"Divisions into parishes have always existed. I remember it thus in Orel, where I spent my childhood," continued Fr. John. "But those divisions where first of all territorial. All of Orel was divided into distinct regions, which bound each person to his own church. Some streets were connected with one church, while other streets were connected to another church. The whole town was divided, and priests were not supposed to serve needs in a region that was not theirs. Pannikhidas, Communion, funerals, baptisms… every street knew its church. But people prayed wherever they wanted. It would even happen like this: before one Church feast or another, the priest would announce from the ambo that tomorrow, for example, is a certain feast, and we are all going to pray in some church he would name, where it they will celebrate their patronal feast. And all would go there. There should be division into parishes, but we all remain one whole Church, and we all raise our prayer to God as a united whole."
"Just as did His Holiness Patriarch Pimen," Fr. John once said, "I will say that the Church Slavonic language should always be used in our church services, as well as the old [Julian] calendar; and with Catholics, we can drink tea."
At the end of the 1980's, Fr. John talked about our times as about a time of bloodless martyrdom. "You are bloodless martyrs," he would say. And it will get even harder. Your time is harder than ours is, and one can only sympathize with you. But be brave and do not fear! Now there is confusion, turmoil, and muddle; and it will get even worse: perestroika, perestrelka, pereklichka [perestroika—change in the government, perestrelka—a shoot-out, and pereclichka—roll call]. The time is coming of serious spiritual famine, although the tables will be full."
Fr. John would also see us out with prayer. We would all arise and pray; Fr. John would take a brush and anoint each of us with oil from various holy places, then sprinkle each with holy water, give us a little to drink from a small silver cup that he always kept in his cell for this purpose, and then pour a little holy water on our chests. Then he would bless each of us, and we would depart from him with renewed spiritual strength.

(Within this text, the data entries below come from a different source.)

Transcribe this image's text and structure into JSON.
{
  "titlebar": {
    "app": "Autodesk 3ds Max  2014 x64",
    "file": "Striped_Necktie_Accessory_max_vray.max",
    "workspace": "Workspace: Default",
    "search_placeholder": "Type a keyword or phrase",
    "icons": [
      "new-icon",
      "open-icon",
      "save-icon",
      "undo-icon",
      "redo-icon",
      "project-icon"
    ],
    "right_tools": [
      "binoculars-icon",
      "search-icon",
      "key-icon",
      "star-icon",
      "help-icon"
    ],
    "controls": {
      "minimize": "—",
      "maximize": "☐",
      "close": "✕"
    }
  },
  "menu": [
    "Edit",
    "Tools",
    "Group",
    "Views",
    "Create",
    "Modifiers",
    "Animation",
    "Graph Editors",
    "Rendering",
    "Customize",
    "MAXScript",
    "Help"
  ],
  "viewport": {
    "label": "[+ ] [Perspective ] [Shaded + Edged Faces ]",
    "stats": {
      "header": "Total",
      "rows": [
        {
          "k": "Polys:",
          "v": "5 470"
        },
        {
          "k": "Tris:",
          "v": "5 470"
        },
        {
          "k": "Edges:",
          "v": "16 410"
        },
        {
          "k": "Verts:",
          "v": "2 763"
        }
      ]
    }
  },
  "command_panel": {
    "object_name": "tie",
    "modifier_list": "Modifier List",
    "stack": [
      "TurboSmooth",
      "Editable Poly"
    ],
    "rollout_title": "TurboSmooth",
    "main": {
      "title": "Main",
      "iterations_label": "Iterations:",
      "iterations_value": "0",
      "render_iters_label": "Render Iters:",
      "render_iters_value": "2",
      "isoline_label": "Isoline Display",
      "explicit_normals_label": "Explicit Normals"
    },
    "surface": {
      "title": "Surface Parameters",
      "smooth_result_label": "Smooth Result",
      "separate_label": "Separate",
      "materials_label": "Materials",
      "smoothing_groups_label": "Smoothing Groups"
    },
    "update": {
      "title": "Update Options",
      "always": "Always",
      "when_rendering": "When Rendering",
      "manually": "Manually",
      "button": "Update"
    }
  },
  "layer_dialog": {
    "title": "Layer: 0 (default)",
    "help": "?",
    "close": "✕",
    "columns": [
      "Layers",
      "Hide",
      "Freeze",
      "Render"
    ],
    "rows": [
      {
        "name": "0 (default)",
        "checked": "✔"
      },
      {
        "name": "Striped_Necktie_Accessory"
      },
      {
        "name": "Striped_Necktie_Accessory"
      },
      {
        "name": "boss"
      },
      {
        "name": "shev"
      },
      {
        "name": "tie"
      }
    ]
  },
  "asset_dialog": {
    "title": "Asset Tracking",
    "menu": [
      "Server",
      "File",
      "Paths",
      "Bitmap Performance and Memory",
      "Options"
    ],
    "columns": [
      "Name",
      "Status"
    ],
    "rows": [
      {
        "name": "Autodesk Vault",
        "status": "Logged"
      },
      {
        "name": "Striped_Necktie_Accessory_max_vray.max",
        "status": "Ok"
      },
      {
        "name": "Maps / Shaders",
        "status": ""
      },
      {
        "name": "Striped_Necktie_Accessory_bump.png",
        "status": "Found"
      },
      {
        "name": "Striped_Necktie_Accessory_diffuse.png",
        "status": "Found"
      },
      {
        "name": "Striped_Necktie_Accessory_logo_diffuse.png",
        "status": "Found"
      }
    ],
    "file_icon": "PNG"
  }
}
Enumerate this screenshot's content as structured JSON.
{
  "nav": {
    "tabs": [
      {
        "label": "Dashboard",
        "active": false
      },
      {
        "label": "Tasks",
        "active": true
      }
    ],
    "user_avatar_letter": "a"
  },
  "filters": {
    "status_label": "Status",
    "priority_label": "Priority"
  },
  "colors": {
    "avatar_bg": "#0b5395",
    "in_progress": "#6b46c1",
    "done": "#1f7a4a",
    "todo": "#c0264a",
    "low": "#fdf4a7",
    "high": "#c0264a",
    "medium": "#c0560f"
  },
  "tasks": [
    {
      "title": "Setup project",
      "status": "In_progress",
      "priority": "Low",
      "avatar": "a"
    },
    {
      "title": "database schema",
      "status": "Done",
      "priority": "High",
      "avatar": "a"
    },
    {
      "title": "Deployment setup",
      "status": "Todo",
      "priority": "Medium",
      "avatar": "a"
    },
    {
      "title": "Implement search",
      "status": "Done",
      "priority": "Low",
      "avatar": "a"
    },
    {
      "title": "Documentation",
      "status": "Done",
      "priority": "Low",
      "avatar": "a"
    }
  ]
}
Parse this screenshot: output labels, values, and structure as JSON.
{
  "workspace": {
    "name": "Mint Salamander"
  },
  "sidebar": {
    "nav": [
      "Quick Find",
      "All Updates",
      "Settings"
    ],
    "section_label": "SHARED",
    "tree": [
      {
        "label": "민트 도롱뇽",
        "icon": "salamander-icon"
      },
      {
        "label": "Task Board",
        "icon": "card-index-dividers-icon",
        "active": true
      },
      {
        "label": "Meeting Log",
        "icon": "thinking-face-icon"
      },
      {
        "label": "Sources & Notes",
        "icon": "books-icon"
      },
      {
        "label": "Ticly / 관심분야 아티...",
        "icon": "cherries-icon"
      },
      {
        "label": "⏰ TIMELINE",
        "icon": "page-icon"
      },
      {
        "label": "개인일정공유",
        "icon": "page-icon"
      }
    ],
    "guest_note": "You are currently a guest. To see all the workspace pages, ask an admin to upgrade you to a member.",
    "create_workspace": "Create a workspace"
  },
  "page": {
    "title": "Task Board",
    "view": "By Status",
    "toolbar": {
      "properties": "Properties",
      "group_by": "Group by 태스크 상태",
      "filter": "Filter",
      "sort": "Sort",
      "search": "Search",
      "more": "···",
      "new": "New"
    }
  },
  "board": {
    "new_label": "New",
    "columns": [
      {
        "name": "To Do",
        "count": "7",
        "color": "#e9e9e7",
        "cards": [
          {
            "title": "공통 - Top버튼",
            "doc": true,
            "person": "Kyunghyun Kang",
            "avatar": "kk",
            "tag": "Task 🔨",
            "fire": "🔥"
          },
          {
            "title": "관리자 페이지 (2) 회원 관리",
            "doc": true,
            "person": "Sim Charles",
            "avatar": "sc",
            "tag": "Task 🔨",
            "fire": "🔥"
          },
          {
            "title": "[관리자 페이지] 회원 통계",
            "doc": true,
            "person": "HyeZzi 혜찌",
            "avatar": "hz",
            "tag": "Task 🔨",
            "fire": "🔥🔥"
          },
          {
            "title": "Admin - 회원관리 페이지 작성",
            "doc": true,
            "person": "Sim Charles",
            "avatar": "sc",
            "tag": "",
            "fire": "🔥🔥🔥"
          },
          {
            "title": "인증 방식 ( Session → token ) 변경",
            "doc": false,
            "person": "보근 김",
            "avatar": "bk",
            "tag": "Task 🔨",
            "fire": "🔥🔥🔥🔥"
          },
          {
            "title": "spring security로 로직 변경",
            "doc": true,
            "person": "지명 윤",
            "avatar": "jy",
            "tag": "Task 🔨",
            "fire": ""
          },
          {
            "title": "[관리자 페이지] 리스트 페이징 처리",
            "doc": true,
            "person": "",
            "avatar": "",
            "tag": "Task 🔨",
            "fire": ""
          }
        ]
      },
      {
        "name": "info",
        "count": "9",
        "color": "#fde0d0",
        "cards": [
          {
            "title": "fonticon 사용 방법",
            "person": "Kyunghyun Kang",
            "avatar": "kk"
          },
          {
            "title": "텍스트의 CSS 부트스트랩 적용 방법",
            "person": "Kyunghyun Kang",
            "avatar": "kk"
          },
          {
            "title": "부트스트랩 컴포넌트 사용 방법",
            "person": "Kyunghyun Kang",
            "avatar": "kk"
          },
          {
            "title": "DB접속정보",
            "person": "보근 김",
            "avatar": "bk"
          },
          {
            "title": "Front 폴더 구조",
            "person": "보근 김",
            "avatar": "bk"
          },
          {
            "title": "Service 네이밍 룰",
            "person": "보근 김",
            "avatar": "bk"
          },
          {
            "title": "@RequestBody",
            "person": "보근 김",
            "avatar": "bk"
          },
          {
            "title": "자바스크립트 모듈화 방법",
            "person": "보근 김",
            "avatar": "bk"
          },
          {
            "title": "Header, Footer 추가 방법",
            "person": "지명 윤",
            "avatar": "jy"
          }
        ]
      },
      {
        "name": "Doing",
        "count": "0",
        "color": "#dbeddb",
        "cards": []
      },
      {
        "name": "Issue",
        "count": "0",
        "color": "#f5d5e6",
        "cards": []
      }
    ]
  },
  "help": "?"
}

Fr. John's love for God and all people passed on to us to a certain degree. That is why we always want to go to Pechory—to receive from Fr. John his grace-filled, prayerful help and blessing.